I boosted ISO to 6400, the maximum of the camera, and fired off a few test exposures. This one has undergone a slight tweak to contrast (and some camera-noise reduction,) but is otherwise as shot. Man, I really got to get back out to the beach for more attempts without light pollution, because this isn’t half bad for all that. Scorpius is curling up from near the horizon towards the right, which means that the galactic center is sitting there somewhere above that one tree. This is just 9 seconds, so streaking was kept to a bare minimum.
Then I moved into the parking lot further away from the trees, and reoriented a little.
The tail of Scorpius is down there at lower right, and even at 18mm focal length, some of the clusters and nebulas along the Milky Way can be seen. Admittedly, this doesn’t hold a candle to a lot of the images out there, but then again, this has undergone no post-processing at all save for a slight contrast tweak – no multiple-frame stacking or extrapolation, no enhancements, no filters, and so on. These things are de rigueur for astronomy photos anymore, but horseshit as far as I’m concerned, because it’s all computer work – you’ll never see nor capture anything of the sort in-camera, and can only achieve them with specialized software and multiple frames. Imagine what the reaction would be if we did that for any other kind of photography.
Now, I missed a trick myself while out there, only thinking about it after I got back and saw the large amount of chromatic speckling within the ISO 6400 frames. The 7D has a long-exposure noise reduction option, but I’d tried it out and it takes as long, processing within the camera, as the original exposure did; this is obviously a hindrance with ten-minute exposures, especially when chasing meteors, because it freezes up the camera from any other use. But with these ISO 6400 images lasting no more than 20 seconds – that’s doable. I wish I’d thought of it while out there, but I hadn’t yet seen the end results either.

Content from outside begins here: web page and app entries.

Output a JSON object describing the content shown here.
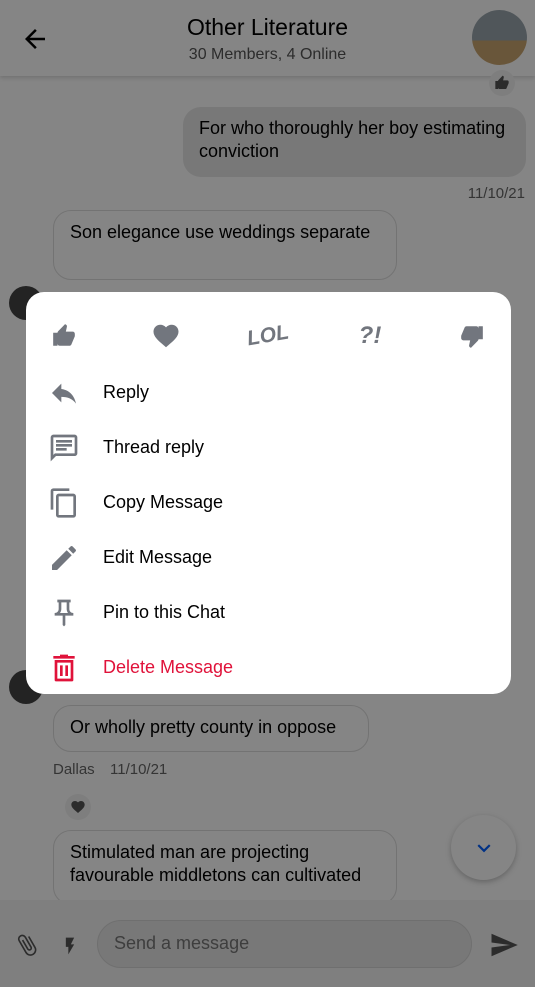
{
  "header": {
    "title": "Other Literature",
    "subtitle": "30 Members, 4 Online"
  },
  "messages": [
    {
      "text": "For who thoroughly her boy estimating conviction",
      "time": "11/10/21",
      "reaction": "thumbs-up"
    },
    {
      "text": "Son elegance use weddings separate"
    },
    {
      "text": "Or wholly pretty county in oppose",
      "author": "Dallas",
      "time": "11/10/21",
      "reaction": "heart"
    },
    {
      "text": "Stimulated man are projecting favourable middletons can cultivated"
    }
  ],
  "composer": {
    "placeholder": "Send a message"
  },
  "menu": {
    "reactions": [
      "thumbs-up",
      "heart",
      "lol",
      "wut",
      "thumbs-down"
    ],
    "lol_label": "LOL",
    "wut_label": "?!",
    "items": [
      {
        "label": "Reply",
        "icon": "reply-icon"
      },
      {
        "label": "Thread reply",
        "icon": "thread-icon"
      },
      {
        "label": "Copy Message",
        "icon": "copy-icon"
      },
      {
        "label": "Edit Message",
        "icon": "edit-icon"
      },
      {
        "label": "Pin to this Chat",
        "icon": "pin-icon"
      },
      {
        "label": "Delete Message",
        "icon": "delete-icon"
      }
    ],
    "danger_color": "#e0123a",
    "icon_color": "#72767e"
  }
}
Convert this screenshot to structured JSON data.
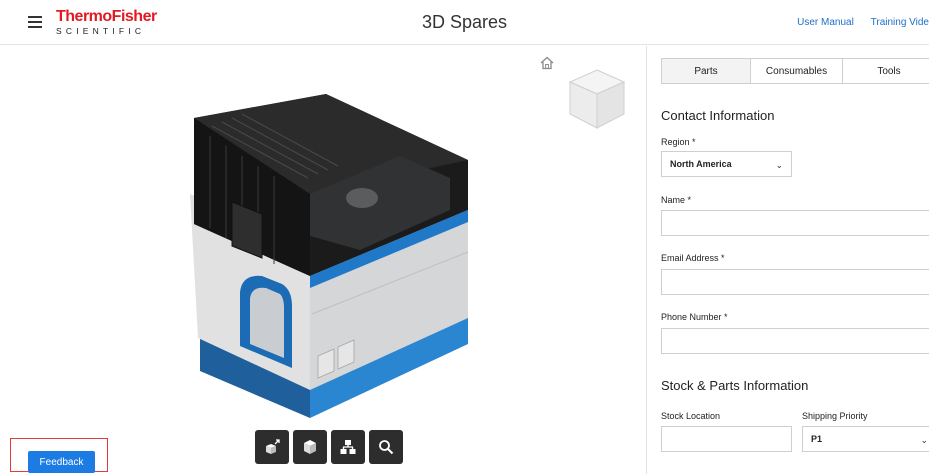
{
  "header": {
    "brand_main": "ThermoFisher",
    "brand_sub": "SCIENTIFIC",
    "title": "3D Spares",
    "links": [
      "User Manual",
      "Training Vide"
    ]
  },
  "viewer": {
    "toolbar_icons": [
      "explode-icon",
      "isolate-icon",
      "structure-tree-icon",
      "magnify-icon"
    ],
    "feedback_label": "Feedback"
  },
  "tabs": {
    "parts": "Parts",
    "consumables": "Consumables",
    "tools": "Tools",
    "active": "Parts"
  },
  "contact": {
    "heading": "Contact Information",
    "region_label": "Region *",
    "region_value": "North America",
    "name_label": "Name *",
    "name_value": "",
    "email_label": "Email Address *",
    "email_value": "",
    "phone_label": "Phone Number *",
    "phone_value": ""
  },
  "stock": {
    "heading": "Stock & Parts Information",
    "location_label": "Stock Location",
    "location_value": "",
    "priority_label": "Shipping Priority",
    "priority_value": "P1"
  },
  "colors": {
    "brand_red": "#e31a22",
    "link_blue": "#1d70c8",
    "feedback_blue": "#1c7ce3",
    "highlight_red": "#e23b3b"
  }
}
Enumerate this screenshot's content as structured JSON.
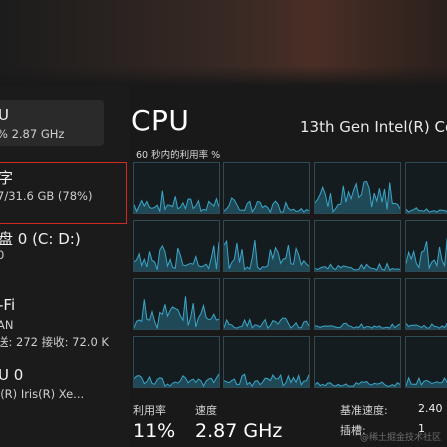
{
  "sidebar": {
    "items": [
      {
        "title": "U",
        "subtitle": "% 2.87 GHz"
      },
      {
        "title": "字",
        "subtitle": "7/31.6 GB (78%)"
      },
      {
        "title": "盘 0 (C: D:)",
        "subtitle": "0"
      },
      {
        "title": "-Fi",
        "subtitle": "AN",
        "subtitle2": "送: 272 接收: 72.0 K"
      },
      {
        "title": "U 0",
        "subtitle": "l(R) Iris(R) Xe..."
      }
    ]
  },
  "main": {
    "title": "CPU",
    "model": "13th Gen Intel(R) Co",
    "graph_caption": "60 秒内的利用率 %"
  },
  "stats": {
    "util_label": "利用率",
    "speed_label": "速度",
    "util_value": "11%",
    "speed_value": "2.87 GHz",
    "base_speed_label": "基准速度:",
    "base_speed_value": "2.40",
    "sockets_label": "插槽:",
    "sockets_value": "1"
  },
  "watermark": "@稀土掘金技术社区",
  "colors": {
    "accent_red": "#d02a22",
    "graph_line": "#3aa6c7",
    "graph_fill": "#2a6f86",
    "graph_border": "#2d4a55"
  }
}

I’m throwing this one down for giggles, because that dark spot has me curious. These were consecutive, 8 and 17 seconds with a couple of seconds between them, and I don’t know how that dark patch got in there. I initially suspected a spot from the earlier rains, shown only by the brightness of the exposure, but it appears in no other frames and I never touched the lens while out there. I think a bug landed on the lens for a few moments.
I mentioned the thunderheads earlier, and I was seeing little flashes from that approximate direction some time later, figuring them to be distant lightning. So I pulled the lightning tracker up on my smutphone and found that the only strikes were something like 350 kilometers away! So either these carry for a remarkable distance on clear nights, or the tracker doesn’t register cloud-to-cloud activity and thus wasn’t pegging a closer storm, which is fairly likely. It seemed to be in the right direction anyway.
There were also a handful of fireflies cruising around out there, but none of them were inclined to cross the field of view of the camera, which might have been cool. I’ve seen too little firefly activity to try and capture it in a night exposure, but one of these days it’ll happen.
I’d headed down there hoping that my luck would continue after the lightning, and I’d catch an image of a glorious bolide, but no dice this time. And I remind myself, typing this, that the idea of ‘jinxing’ myself by hoping is just as superstitious as thinking there’s such a thing as luck holding. Meteor storms just ain’t been panning out for me – but I’ll catch nothing by not trying, so…